October 7, 2003, 12:08 PM
First one looks great. I like the lighting. What kind of camera?
October 7, 2003, 01:06 PM
October 7, 2003, 07:18 PM
October 7, 2003, 08:29 PM
Nice pics. Could use some more light reflected onto the black grips (my monitor display loses the black grip detail) and to separate the lower edges of the grips from the shadow.
October 7, 2003, 11:45 PM
Very nice pictures indeed!:)
October 8, 2003, 01:46 AM
If you're gonna post pictures, how about posting pictures of the P2000? :rolleyes:
October 8, 2003, 01:53 AM
..Or, that photo of yours of a HK ( MP5 or PDW?, :o ) that was laying on a blue-colored glass table. :D
October 8, 2003, 06:37 AM
The MP5SF/BT96 pics will be coming soon - even the P2000 is possible on the long run.
You are absolutely right about the color bruning at the grip, I am trying to create a makeshift lighting system for my gun photos.
Any tips welcome!
The next (much harder) quest will be catching nice muzzle flashes. This camera can do about 4 shots/sec I hope that will be enough if I try really hard. :)
October 8, 2003, 06:22 PM
Play with reflectors (white boards & mirrors). It takes more time than using multiple lights but is very inexpensive. I admit it can be frustrating to rig reflectors without proper stands (which cost almost as much as extra lights).

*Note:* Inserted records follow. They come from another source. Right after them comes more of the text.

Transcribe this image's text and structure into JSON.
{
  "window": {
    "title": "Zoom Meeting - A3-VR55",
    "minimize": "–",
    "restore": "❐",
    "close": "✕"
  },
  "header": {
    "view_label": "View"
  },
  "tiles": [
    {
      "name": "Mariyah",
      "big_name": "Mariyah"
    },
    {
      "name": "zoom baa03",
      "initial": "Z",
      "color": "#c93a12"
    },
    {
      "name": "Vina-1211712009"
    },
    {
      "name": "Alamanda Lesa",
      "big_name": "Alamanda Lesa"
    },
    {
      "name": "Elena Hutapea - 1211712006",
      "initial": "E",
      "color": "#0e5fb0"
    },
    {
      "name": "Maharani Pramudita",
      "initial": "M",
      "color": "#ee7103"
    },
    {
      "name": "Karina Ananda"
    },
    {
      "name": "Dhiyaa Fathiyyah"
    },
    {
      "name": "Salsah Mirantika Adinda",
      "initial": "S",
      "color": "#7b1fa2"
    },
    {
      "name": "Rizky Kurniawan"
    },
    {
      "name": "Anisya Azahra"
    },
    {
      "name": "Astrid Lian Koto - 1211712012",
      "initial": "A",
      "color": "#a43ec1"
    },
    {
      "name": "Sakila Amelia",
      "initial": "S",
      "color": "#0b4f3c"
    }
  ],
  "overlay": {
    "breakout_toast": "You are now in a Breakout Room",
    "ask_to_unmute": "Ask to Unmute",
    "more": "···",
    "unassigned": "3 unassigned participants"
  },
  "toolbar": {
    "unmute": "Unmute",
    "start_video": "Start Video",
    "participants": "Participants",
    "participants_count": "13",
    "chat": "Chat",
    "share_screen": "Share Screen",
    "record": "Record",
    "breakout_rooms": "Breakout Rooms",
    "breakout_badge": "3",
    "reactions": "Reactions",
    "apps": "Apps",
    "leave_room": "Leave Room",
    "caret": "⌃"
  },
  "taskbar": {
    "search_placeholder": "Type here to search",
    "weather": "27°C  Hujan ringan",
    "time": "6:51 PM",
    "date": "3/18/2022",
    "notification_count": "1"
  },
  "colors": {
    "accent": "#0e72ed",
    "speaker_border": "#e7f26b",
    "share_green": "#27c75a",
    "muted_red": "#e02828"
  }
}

For your second pic, on a blank surface, try a plexiglass diffuser (white plastic) and add light from underneath to banish shadows (unless you wanted to ground the image -- even then I'd want to float the subjects higher using hidden wire).
For extreme contrast subjects like these (shiny reflections and black grips) take two or more digital photos with different exposures from a sturdy tripod so they align perfectly. In a digital image program (e.g. Photoshop) combine them to tame the range, say the metals from the pics you showed and the grips from a +0.3 or +0.5 EV photo. You can also get extreme depth of field this way (combine different focus points) but the digital work is much trickier.
On the digicam itself, find the sweet spot for lens aperture versus resolution (probably f5 to f8) and use that for best sharpness.
October 8, 2003, 07:05 PM
Gunhead....Beautiful work!....Personally, I love the posted size...It's perfect for my wallpaper....If you're just "playing around", where do you think you're going from here!?????? :D Zebulon
October 8, 2003, 10:58 PM
Thanks for the tips... Tonight I played with the lighting in the kitchen (lighting = two 100W bulbs plus some makeshift diffusers) and after some Photoshop finishing I ended up with this (NAA Mini cap-n-ball revolver):